The Real (and Very High) Cost of Crowdfunding
Crowdfunding is all the rage. You know, OK'd by Congress, a chance to raise money online from regular folks, a chance for entrepreneurs to obtain capital without the whole "let's go public" mania. A child of the JOBS Act of 2012, it was meant as a way to help smaller companies get the resources they needed to grow and, ultimately, create more jobs.
The playing field is leveled, or at least not so severely tilted in favor of those who already have what they need. But before you start thinking of crowdfunding as a painless way to raise capital, it's best to realize that painless this isn't. Although the JOBS Act was intended to lessen the regulatory burden for startups and younger companies, it isn't going to be race day on the Autobahn.
The Real Costs
Not only are there certain requirements you must fulfill, but there are also costs you may not have figured. The SEC has estimated that a company looking to raise $100,000 or less would need two years of financial statements and its most recent tax return. Raise between $100,000 and $500,000 and a CPA must review the statements. More than $500,000, and you're looking at full audit of your statements.
No matter how much a company raises, the SEC estimates that a company might spend $6,500 on regulatory compliance for the offer (6.5 percent on $100,000 and 1.3 percent on $500,000) and $4,000 for each annual report, an ongoing cost unless your company buys out the investors (4 percent a year at $100,000, or 0.8 percent at $500,000). Then there is the 5 to 15 percent commission from the facilitating website. Suddenly you're paying anywhere from 6.3 percent to almost 22 percent up front and then the yearly annual report fee. On the lower end, that could be pretty expensive money.

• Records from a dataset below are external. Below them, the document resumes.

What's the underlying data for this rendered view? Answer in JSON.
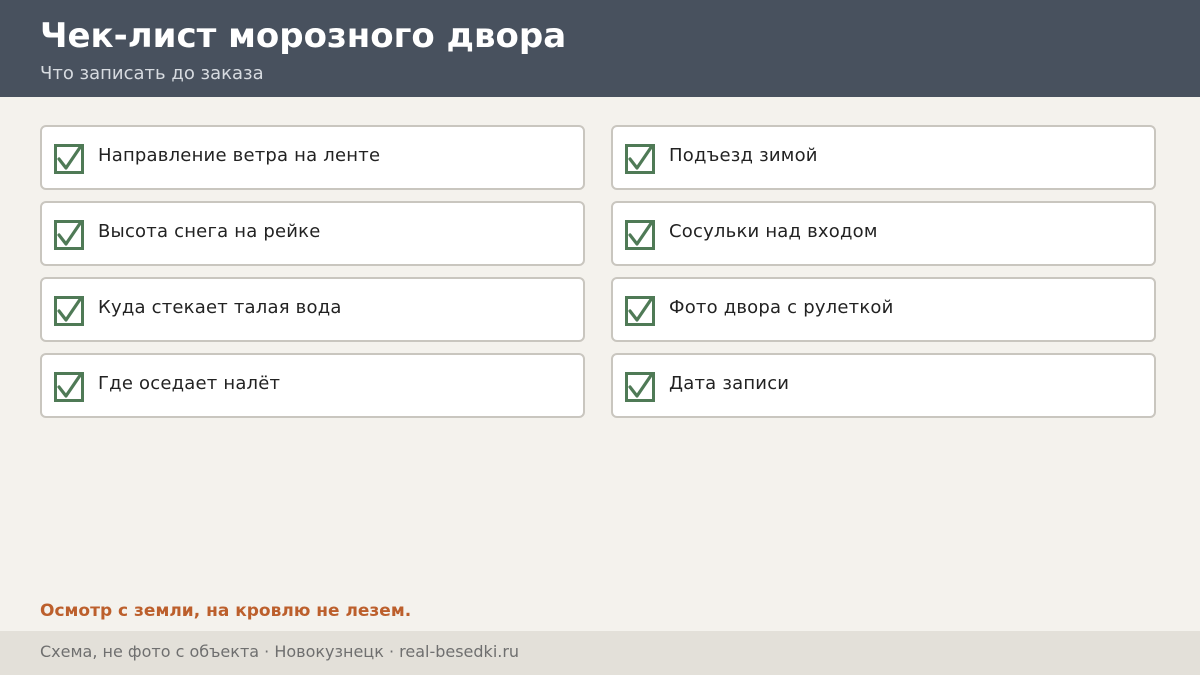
{
  "header": {
    "title": "Чек-лист морозного двора",
    "subtitle": "Что записать до заказа"
  },
  "checklist": {
    "items": [
      {
        "label": "Направление ветра на ленте",
        "checked": true
      },
      {
        "label": "Подъезд зимой",
        "checked": true
      },
      {
        "label": "Высота снега на рейке",
        "checked": true
      },
      {
        "label": "Сосульки над входом",
        "checked": true
      },
      {
        "label": "Куда стекает талая вода",
        "checked": true
      },
      {
        "label": "Фото двора с рулеткой",
        "checked": true
      },
      {
        "label": "Где оседает налёт",
        "checked": true
      },
      {
        "label": "Дата записи",
        "checked": true
      }
    ],
    "check_color": "#4f7a56"
  },
  "note": "Осмотр с земли, на кровлю не лезем.",
  "footer": {
    "text": "Схема, не фото с объекта  ·  Новокузнецк  ·  real-besedki.ru"
  },
  "colors": {
    "header_bg": "#48515e",
    "page_bg": "#f4f2ed",
    "accent": "#bc5f2c",
    "footer_bg": "#e3e0d9"
  }
}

Alon Hillel-Tuch, co-founder and chief financial officer at crowdfunding site RocketHub, was quoted by the New York Times last December as saying, "If you're a new business and you have to submit audited financials that you don't have yet, it doesn't make sense." He apparently argued that no business wanting to crowdfund should be held to such a requirement.
Overdub sound of hysterical laughter.
I know entrepreneurs want to protect their babies, but let's get real. The SEC is supposed to oversee equity markets and to protect the interests of investors. How could you possibly expect anyone to invest in a company without seeing financials that were at least reviewed? You're asking people to send in checks without any verification of what the company claims.
If you pay attention to business at all, you'll see many times when companies, uh, reshape the truth, like when LinkedIn's claims of pre-IPO profitability vanished as soon as it filed the S-1 paperwork with the SEC. At the time, I mentioned my new standard for reporting on a company's finances: The company claims to be profitable but would not submit financials to prove that management is not a lying sack of opportunistic dog turds.
Investors have at least as strong an interest in knowing what it really going on before putting their money into a company. So, certainly consider the crowdsourced route. But if so, be very careful, because the liberation could quickly turn to privation.
ERIK SHERMAN | Columnist
Erik Sherman's work has appeared in such publications as The Wall Street Journal, The New York Times Magazine, and Fortune. He also blogs for CBS MoneyWatch.